It’s almost impossible to know, and definitely to remember, what her mantle told me. She was in full camouflage, instinctively hiding her soft, tiny body from potential predators. He skin was mottled cream and brown and almost black, protrusions breaking up her silhouette, blending her into the gravel. And yet, she made small, subtle changes, strobing soft stripes that moved from head to toe, or from eye to forehead? It’s hard to tell what the equivalent would be. Her spikes sometimes softened at the tips, just a bit.

For a moment, nothing moved and no one else existed. I looked directly into her W shaped eye and wondered if she was thinking what I was thinking. What is this creature? This mute, bizarrely sized, caged creature. Did she know she was the one behind bars and not me? Was she wondering if I knew that I am me? Was she observing me, wondering about me, just as I was? And did she have the better life? Ostensibly free of stress, free of wondering about higher meanings or your impact on the planet, well fed and housed with stimulating neighbors, was she happier than me? Was I on the wrong side of the glass?

It’s a hard concept to accord any weight, later, over steaks and wine and gratuitous desserts. Cuttlefish don’t have orgasms, as far as we know, and their tongues are not for tasting, or for pleasure. Their lives are short and fraught, ruled by instincts and unable to know the wider world.

But it’s no harm to wonder, in both senses of the word. To wonder at my assumptions and ask questions of the world, and to wonder at this world of light and color and diversity and pain and majesty.

My thanks are often general, addressed to the many, many people who have helped me craft my life as it is, as I like it. But today I have the privilege of thanking one person. The wondrous gent who shared my joy, watching her watching me watching her, who conjured for me a day at the aquarium without knowing just how perfect it would be.

Thank you.

*To be fair, I missed it, too, but Didn’t miss the messaging.

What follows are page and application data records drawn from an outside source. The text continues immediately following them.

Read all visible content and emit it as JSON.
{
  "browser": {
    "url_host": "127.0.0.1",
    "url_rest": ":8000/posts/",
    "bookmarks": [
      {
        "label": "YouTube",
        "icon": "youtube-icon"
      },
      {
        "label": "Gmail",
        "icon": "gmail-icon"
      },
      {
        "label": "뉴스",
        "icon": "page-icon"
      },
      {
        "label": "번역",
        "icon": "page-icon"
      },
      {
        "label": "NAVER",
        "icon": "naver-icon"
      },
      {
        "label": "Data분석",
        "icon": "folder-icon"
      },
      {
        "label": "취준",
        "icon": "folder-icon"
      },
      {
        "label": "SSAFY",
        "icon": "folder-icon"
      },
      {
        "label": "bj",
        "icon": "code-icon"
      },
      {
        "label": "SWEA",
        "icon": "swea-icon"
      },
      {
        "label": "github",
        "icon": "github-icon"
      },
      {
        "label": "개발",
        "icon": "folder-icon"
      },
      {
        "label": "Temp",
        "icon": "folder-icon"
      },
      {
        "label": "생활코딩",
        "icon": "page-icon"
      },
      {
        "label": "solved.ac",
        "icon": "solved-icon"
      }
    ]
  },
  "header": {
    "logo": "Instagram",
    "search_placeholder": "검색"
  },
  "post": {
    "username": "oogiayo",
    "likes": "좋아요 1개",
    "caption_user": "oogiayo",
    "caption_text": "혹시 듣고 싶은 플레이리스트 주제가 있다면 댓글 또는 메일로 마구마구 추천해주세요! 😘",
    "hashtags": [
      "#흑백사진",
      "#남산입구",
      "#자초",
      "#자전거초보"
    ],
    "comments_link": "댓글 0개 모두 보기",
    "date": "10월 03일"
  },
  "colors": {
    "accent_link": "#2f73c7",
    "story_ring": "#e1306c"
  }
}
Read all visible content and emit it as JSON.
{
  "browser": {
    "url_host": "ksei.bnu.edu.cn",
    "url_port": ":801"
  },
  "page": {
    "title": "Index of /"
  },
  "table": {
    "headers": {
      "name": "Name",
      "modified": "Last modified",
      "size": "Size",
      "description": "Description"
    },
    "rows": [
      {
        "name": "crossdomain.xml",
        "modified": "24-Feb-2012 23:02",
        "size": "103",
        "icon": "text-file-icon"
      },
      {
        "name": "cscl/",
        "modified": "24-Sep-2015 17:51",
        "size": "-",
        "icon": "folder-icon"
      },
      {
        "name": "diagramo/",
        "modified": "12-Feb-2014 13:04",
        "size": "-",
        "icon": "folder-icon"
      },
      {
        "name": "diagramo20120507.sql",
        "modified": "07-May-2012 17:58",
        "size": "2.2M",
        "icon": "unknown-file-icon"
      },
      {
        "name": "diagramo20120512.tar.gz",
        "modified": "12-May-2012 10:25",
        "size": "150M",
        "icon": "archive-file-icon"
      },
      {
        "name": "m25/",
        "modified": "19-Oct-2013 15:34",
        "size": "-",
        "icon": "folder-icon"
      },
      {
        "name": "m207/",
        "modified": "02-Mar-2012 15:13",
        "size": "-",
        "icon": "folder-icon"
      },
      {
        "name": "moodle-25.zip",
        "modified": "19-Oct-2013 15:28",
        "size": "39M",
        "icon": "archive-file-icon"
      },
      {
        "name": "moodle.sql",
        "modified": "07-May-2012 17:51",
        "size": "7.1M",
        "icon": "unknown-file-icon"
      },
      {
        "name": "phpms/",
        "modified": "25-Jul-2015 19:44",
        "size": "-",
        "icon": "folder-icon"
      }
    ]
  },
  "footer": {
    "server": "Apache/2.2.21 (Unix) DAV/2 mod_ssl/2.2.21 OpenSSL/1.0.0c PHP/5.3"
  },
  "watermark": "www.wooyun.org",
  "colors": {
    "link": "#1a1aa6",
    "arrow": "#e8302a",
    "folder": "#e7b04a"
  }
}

**The river otters and the fur seals may have seemed kind of bored, but the harbor seals sure looked a lot like they were having fun interacting with visitors. They’d bump up against the glass right in front of someone, or boop face first into it at low speed. They played with each other, and took care to rest where people could see them clearly. Also they are one hundred percent adorable, and they’re a pretty sedentary species anyway.